The trainee program, which takes about four years to complete, is smaller than Merrill’s because UBS doesn’t intend to expand its adviser force much beyond its current force of about 7,000. Managers hire advisers and assign them to teams.
“We feel we do it more from a common sense perspective. You can have better conversations, better coaching,” with small groups, Santucci said. “If you hire 2,000 people, like some firms do, I don’t know how you can manage that.”
Merrill made a number of changes last year to reduce trainee attrition and make those who graduate more successful.
Merrill’s trainees are paired with mentors and learn the ropes in their home offices, rather than a national campus, said Dwight Mathis, head of Merrill’s new adviser training. Its 11 regions and 120 branch complexes each have training executives.
It casts a wide net - there were more than 36,000 applicants this year - seeking people who were successful in other careers. The average trainee is 36 years old. Once they are hired, Merrill uses classroom, web and one-on-one training to help rookies learn the ropes: attracting customers, sales skills, investments and financial planning.
Business practices developed by successful teams are taught across the company. After noting that advisers who are engaged in their community often had the fastest growth, Merrill created a program that rewards trainees who get involved.
Merrill also extended the training program to 43 months, rather than 18 months, giving trainees more runway to get up to speed. Previously the firm lost dozens of trainees the day they graduated and their salaries were cut off.
As soon as they are licensed, trainees begin soliciting customers and generating revenue. They must clear rising revenue and asset hurdles each quarter. Trainees on average are profitable at the end of the third year, Merrill said.
Merrill estimates 41 percent of trainees are expected to graduate, up from an historical 30 percent.
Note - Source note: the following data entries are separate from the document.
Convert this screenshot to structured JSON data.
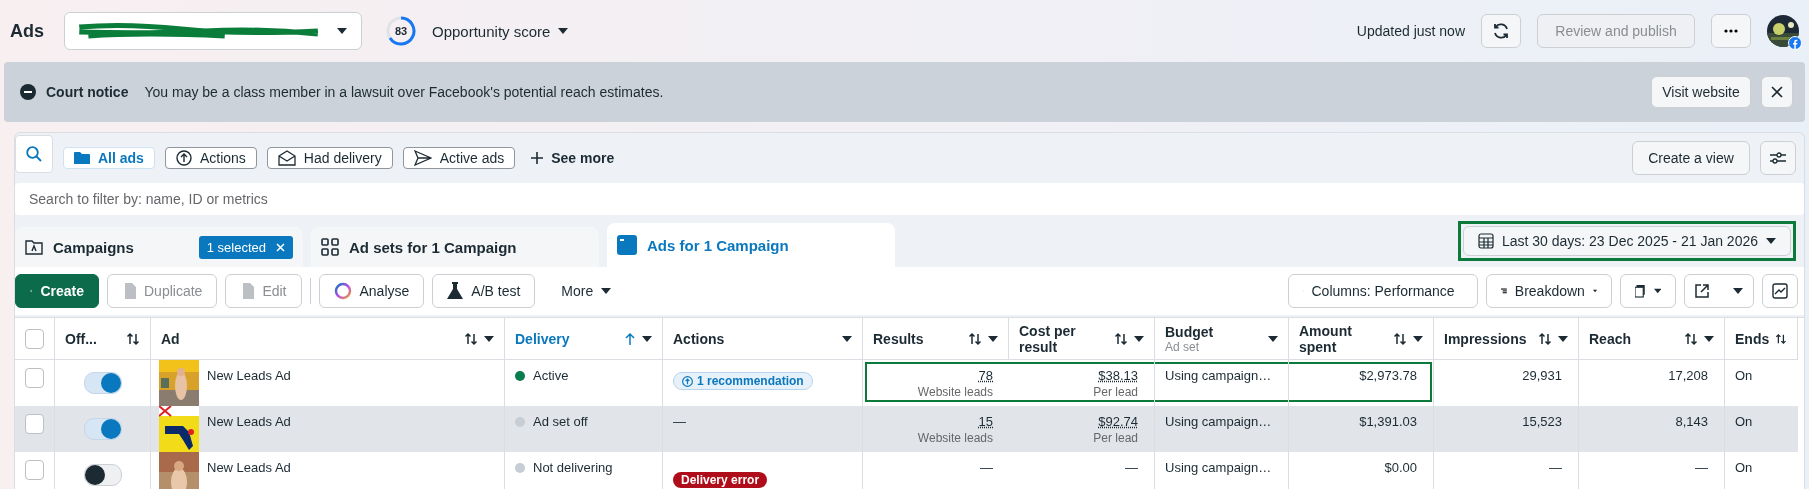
{
  "app": {
    "title": "Ads"
  },
  "opportunity": {
    "score": "83",
    "label": "Opportunity score"
  },
  "header": {
    "status": "Updated just now",
    "publish_button": "Review and publish",
    "publish_disabled": true
  },
  "notice": {
    "title": "Court notice",
    "text": "You may be a class member in a lawsuit over Facebook's potential reach estimates.",
    "button": "Visit website"
  },
  "filters": [
    {
      "label": "All ads",
      "selected": true
    },
    {
      "label": "Actions",
      "selected": false
    },
    {
      "label": "Had delivery",
      "selected": false
    },
    {
      "label": "Active ads",
      "selected": false
    }
  ],
  "see_more": "See more",
  "create_view": "Create a view",
  "search": {
    "placeholder": "Search to filter by: name, ID or metrics"
  },
  "level_tabs": [
    {
      "label": "Campaigns",
      "selected": false,
      "badge": "1 selected"
    },
    {
      "label": "Ad sets for 1 Campaign",
      "selected": false
    },
    {
      "label": "Ads for 1 Campaign",
      "selected": true
    }
  ],
  "date_range": {
    "label": "Last 30 days: 23 Dec 2025 - 21 Jan 2026",
    "highlighted": true
  },
  "toolbar": {
    "actions": [
      {
        "label": "Create",
        "kind": "primary"
      },
      {
        "label": "Duplicate",
        "kind": "disabled"
      },
      {
        "label": "Edit",
        "kind": "disabled"
      },
      {
        "label": "Analyse",
        "kind": "analyse"
      },
      {
        "label": "A/B test",
        "kind": "flask"
      },
      {
        "label": "More",
        "kind": "menu"
      }
    ],
    "columns_button": "Columns: Performance",
    "breakdown_button": "Breakdown"
  },
  "table": {
    "all_checked": false,
    "columns": [
      {
        "label": "Off...",
        "sortable": true,
        "menu": false,
        "sorted": false
      },
      {
        "label": "Ad",
        "sortable": true,
        "menu": true,
        "sorted": false
      },
      {
        "label": "Delivery",
        "sortable": true,
        "menu": true,
        "sorted": true
      },
      {
        "label": "Actions",
        "sortable": false,
        "menu": true,
        "sorted": false
      },
      {
        "label": "Results",
        "sortable": true,
        "menu": true,
        "sorted": false
      },
      {
        "label": "Cost per result",
        "sortable": true,
        "menu": true,
        "sorted": false
      },
      {
        "label": "Budget",
        "sub": "Ad set",
        "sortable": false,
        "menu": true,
        "sorted": false
      },
      {
        "label": "Amount spent",
        "sortable": true,
        "menu": true,
        "sorted": false
      },
      {
        "label": "Impressions",
        "sortable": true,
        "menu": true,
        "sorted": false
      },
      {
        "label": "Reach",
        "sortable": true,
        "menu": true,
        "sorted": false
      },
      {
        "label": "Ends",
        "sortable": true,
        "menu": false,
        "sorted": false
      }
    ],
    "rows": [
      {
        "checked": false,
        "on": true,
        "hovered": false,
        "highlighted": true,
        "name": "New Leads Ad",
        "delivery": "Active",
        "color": "#0a7d50",
        "action": {
          "kind": "recommendation",
          "label": "1 recommendation"
        },
        "results": "78",
        "results_sub": "Website leads",
        "cost": "$38.13",
        "cost_sub": "Per lead",
        "budget": "Using campaign…",
        "amount": "$2,973.78",
        "impressions": "29,931",
        "reach": "17,208",
        "ends": "On"
      },
      {
        "checked": false,
        "on": true,
        "hovered": true,
        "highlighted": false,
        "name": "New Leads Ad",
        "delivery": "Ad set off",
        "color": "#c6cdd5",
        "action": {
          "kind": "none",
          "label": "—"
        },
        "results": "15",
        "results_sub": "Website leads",
        "cost": "$92.74",
        "cost_sub": "Per lead",
        "budget": "Using campaign…",
        "amount": "$1,391.03",
        "impressions": "15,523",
        "reach": "8,143",
        "ends": "On"
      },
      {
        "checked": false,
        "on": false,
        "hovered": false,
        "highlighted": false,
        "name": "New Leads Ad",
        "delivery": "Not delivering",
        "color": "#c6cdd5",
        "action": {
          "kind": "error",
          "label": "Delivery error"
        },
        "results": "—",
        "cost": "—",
        "budget": "Using campaign…",
        "amount": "$0.00",
        "impressions": "—",
        "reach": "—",
        "ends": "On"
      }
    ]
  }
}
After three years, trainees are expected to have clients with $30 million in assets and take home about $100,000 a year in commissions and fees.
Successful graduates, Merrill says, generate revenue that more than makes up for trainees who wash out of the program.
“A lot of capital is invested, but it has good returns,” Fickinger said. “If you were on the outside and could invest in a program like this, you would.”